A united Democratic party could make dreams of turning Arizona and Georgia into swing states more reliable than Trump’s skin tone. The things that make Trump popular with Republicans repulse swing voters. A united attack on his con-man ways could give us the chance to elect a Congress that will not only sustain Obamacare but build in a Medicare public option, while making our tax rates more progressive and putting new restrictions on big banks — as both Sanders and Clinton have proposed.
- The GOP will be mostly united — and Trump will be more agile than any Republican before him.
Mega-donor Sheldon Adelson is already on the Trump train and Paul Ryan will soon join him, Reince Priebus assures us. Trump has wrapped up the nomination soon enough that he’ll have the resources and support needed to win. While there may not be enough white men in America to elect Trump, a united GOP would be poised to capitalize on a divided Democratic Party. Trump has no actual beliefs, which is a huge advantage when you’re representing an unpopular party with a track record of failure.
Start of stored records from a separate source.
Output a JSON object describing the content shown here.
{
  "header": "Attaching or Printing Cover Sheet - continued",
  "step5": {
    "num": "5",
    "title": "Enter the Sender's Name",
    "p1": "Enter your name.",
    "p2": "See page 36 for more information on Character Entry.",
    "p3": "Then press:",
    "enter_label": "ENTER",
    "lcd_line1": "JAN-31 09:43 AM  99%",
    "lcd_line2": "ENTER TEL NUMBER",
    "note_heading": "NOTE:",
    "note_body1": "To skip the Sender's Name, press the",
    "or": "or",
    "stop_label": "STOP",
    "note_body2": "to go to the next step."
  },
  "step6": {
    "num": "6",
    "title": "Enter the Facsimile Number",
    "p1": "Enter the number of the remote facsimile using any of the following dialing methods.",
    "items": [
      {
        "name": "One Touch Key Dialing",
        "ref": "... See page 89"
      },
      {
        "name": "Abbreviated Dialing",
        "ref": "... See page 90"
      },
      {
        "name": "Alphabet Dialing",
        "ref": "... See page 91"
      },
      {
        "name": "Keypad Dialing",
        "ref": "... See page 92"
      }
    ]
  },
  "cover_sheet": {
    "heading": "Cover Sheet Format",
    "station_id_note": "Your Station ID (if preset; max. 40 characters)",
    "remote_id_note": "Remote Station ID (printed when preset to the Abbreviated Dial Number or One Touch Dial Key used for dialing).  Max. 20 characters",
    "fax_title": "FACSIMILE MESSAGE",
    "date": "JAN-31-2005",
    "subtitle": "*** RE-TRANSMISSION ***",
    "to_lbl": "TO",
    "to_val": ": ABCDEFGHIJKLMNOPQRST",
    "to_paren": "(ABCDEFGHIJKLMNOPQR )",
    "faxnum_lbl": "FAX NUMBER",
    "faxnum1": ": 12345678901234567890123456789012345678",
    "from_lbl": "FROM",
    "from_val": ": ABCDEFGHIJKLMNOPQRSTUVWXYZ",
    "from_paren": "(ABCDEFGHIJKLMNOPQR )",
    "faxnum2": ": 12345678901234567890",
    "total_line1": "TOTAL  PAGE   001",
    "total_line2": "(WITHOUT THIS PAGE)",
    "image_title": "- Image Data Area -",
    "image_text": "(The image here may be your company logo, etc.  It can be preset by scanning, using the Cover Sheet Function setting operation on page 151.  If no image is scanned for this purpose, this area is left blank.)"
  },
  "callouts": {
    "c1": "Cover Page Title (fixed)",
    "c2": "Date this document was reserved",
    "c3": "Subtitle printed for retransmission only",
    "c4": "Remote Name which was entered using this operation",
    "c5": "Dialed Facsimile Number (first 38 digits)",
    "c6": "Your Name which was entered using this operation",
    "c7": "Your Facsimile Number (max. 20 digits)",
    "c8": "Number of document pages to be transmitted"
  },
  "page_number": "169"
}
And if there are any cracks among the left, his stubby little fingers will find them.
- The Democratic convention could be a historically clarifying event.
The only two living Republican presidents and the last GOP nominee for president have all said they have no plans to support Trump. But Dick Cheney and Dan Quayle back him. The GOP nominee is planning a spectacular for his convention, studded with reality stars to represent a party hollowed out by hostile takeover. Compare that to the Democratic stage: President Obama, Bernie Sanders, Elizabeth Warren, Joe Biden, Bill Clinton, and more, all making the case for Hillary Clinton and a Democratic future. The only way this won’t be a huge advantage in the war to stop Trump is if the convention descends into “chaos” over internecine differences.
- The Supreme F*cking Court.
If Trump looks like he can win, the Republican Senate will never confirm Merrick Garland. The best chance of turning to the Supreme Court toward the center-left will be gone and at least one — and as many as four — justices will essentially be appointed by the Heritage F*cking Foundation, the ultra-right wing “think tank” that the candidate with the convictions of a Macy’s Day parade float says will give him a list of names. Heritage not only wants to end a woman’s right to control her body, they also want to undo the federal government’s power to set a minimum wage, fight discrimination, and run programs like Medicare, Social Security and Medicaid.
The future of the world’s climate, the American middle class, and generations of progressive progress are at stake in November. And the sooner that all Democrats unite, the more likely it is we can avoid a catastrophe that by now everyone should see coming.
Photo: Democratic U.S. presidential candidate Bernie Sanders greets supporters after a campaign rally in Salem, Oregon, U.S., May 10, 2016. REUTERS/Jim Urquhart